You must learn to do MSICS

In many countries where dense, brunescent cataracts are common, the SICS (small incision cataract surgery) or MSICS (manual small incision cataract surgery) techniques are very popular. These are upgraded and evolved versions of the traditional manual extra-capsular cataract extraction (ECCE) technique with many important upgrades.

The main upgrade is an incision that is carefully shelved so that there is a sufficient tunnel length to provide good closure with few, if any, sutures. The incision is also trapezoidal or funnel shaped with the internal opening larger than the scleral opening. This technique is excellent for truly dense, brunescent cataracts because no ultrasound energy is used to remove the cataract and this can be gentler to the corneal endothelium. Keep in mind that if you are concerned with the refractive outcome of the case, the larger incision used in MSICS will induce far more astigmatism than the typical 2.2 to 2.8 mm phaco incision.

In the USA, particularly at our resident training programs, we frequently teach this MSICS technique. This is certainly the case at our program at the Jules Stein Eye Institute and Olive View UCLA Medical Center, both part of the UCLA School of Medicine in Los Angeles.
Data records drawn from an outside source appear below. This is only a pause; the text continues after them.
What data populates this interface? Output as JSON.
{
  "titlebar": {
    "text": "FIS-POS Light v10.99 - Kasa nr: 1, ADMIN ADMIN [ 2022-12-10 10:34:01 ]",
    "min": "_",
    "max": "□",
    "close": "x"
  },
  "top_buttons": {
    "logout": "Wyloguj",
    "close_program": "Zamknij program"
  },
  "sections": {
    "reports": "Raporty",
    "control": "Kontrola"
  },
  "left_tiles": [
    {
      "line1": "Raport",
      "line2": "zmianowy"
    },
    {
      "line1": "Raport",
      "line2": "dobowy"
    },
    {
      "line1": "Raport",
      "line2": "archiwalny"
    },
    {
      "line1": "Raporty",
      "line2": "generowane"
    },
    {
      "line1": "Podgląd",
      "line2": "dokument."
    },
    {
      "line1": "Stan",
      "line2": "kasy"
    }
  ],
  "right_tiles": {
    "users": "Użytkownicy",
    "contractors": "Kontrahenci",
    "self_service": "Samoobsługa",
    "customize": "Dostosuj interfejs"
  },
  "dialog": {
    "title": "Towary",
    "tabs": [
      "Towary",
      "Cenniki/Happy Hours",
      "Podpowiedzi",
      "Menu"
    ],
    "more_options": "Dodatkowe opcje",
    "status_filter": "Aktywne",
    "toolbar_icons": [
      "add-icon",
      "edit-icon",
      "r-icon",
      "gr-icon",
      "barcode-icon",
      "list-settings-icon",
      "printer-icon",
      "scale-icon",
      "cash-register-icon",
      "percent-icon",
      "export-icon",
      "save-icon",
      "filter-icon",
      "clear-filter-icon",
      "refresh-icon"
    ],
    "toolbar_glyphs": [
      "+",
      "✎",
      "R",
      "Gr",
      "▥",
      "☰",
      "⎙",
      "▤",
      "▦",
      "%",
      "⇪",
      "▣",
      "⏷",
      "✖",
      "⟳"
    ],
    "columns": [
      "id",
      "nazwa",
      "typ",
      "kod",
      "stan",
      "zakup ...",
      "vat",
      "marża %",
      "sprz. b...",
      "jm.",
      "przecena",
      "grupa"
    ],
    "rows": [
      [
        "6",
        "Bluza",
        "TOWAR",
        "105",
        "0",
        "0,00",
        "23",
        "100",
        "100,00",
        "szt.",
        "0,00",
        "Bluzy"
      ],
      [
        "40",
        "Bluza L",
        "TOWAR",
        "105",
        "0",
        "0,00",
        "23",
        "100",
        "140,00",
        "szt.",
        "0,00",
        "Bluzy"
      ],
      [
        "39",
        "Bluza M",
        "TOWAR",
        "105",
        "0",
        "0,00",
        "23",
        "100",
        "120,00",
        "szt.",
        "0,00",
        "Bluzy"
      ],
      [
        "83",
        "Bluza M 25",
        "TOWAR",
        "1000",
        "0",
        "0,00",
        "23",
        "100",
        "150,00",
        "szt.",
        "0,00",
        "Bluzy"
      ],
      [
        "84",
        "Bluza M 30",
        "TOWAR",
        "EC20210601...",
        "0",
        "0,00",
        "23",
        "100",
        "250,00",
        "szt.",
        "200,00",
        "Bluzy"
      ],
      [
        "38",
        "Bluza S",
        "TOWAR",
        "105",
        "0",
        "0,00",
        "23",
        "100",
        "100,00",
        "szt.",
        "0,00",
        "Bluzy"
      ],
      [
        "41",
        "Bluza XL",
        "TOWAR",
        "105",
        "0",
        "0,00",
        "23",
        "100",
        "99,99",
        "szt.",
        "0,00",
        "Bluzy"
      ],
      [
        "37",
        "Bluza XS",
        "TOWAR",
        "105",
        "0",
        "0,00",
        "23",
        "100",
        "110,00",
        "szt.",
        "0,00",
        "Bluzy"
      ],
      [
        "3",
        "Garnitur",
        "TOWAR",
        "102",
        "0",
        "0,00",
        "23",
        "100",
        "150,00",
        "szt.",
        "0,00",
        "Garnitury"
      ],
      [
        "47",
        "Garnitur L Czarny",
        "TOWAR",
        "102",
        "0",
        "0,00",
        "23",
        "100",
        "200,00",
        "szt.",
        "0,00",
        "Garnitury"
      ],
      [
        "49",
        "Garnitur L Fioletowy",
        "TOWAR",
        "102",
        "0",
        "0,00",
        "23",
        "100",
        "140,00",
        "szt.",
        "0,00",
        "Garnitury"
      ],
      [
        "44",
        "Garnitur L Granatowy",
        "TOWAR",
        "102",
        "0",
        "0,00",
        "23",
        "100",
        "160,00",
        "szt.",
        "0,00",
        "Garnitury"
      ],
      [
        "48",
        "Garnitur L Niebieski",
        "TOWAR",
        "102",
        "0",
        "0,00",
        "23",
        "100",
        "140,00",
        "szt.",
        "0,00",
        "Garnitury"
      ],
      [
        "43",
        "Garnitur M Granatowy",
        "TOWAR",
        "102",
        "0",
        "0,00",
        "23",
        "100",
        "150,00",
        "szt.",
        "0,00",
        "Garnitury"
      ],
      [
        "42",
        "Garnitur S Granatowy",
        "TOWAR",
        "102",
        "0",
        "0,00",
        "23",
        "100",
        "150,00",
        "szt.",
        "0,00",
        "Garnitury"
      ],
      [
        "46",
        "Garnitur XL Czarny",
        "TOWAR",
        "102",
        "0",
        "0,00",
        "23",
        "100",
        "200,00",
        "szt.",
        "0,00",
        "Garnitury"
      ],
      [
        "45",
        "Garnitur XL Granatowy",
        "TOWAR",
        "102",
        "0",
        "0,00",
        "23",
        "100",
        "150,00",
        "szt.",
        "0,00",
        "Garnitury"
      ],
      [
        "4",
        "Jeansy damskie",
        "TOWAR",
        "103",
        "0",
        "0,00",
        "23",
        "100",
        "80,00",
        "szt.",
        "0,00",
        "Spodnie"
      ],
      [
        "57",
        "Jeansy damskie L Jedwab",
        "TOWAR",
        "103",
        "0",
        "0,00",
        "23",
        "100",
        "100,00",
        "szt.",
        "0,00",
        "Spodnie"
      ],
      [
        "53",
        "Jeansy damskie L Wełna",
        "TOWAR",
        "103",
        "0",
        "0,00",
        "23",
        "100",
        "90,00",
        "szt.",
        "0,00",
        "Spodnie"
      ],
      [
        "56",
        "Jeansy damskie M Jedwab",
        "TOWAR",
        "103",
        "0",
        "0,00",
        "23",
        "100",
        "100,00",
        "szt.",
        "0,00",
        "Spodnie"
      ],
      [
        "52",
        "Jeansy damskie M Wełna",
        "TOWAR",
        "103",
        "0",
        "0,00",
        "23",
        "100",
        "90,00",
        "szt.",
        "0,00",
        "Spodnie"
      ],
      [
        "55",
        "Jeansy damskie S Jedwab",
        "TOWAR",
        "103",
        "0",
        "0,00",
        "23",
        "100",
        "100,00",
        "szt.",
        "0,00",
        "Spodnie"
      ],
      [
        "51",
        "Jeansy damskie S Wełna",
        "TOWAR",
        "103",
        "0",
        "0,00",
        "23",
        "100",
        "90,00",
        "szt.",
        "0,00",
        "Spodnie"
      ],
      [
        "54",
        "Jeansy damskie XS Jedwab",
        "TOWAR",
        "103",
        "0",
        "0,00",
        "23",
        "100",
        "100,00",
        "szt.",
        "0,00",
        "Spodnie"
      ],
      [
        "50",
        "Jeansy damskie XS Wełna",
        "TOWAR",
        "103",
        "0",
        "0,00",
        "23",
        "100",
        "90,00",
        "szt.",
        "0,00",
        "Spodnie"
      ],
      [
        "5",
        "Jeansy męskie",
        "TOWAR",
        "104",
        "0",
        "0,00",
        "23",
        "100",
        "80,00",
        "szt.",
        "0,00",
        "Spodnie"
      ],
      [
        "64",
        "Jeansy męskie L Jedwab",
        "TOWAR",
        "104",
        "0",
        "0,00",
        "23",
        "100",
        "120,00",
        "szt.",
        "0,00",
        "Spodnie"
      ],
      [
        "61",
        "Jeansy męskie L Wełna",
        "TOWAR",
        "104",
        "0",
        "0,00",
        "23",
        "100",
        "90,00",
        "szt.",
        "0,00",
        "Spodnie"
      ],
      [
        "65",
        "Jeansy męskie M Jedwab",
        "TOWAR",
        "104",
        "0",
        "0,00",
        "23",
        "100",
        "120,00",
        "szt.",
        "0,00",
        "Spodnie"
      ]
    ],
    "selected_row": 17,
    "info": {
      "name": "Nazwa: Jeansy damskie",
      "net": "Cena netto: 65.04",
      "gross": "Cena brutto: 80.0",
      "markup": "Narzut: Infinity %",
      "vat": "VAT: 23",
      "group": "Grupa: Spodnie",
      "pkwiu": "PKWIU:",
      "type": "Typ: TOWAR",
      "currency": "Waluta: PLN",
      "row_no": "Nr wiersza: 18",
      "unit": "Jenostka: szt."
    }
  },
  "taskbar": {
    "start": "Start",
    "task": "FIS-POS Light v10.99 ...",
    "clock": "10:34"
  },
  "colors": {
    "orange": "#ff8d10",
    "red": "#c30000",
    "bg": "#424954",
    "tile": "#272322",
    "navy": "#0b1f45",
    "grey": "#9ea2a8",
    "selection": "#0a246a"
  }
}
This is also taught at the Bascom Palmer Eye Institute at the University of Miami in Florida and this video is from a resident training at that program.

Click below to learn the technique of MSICS and make sure you master it during your training: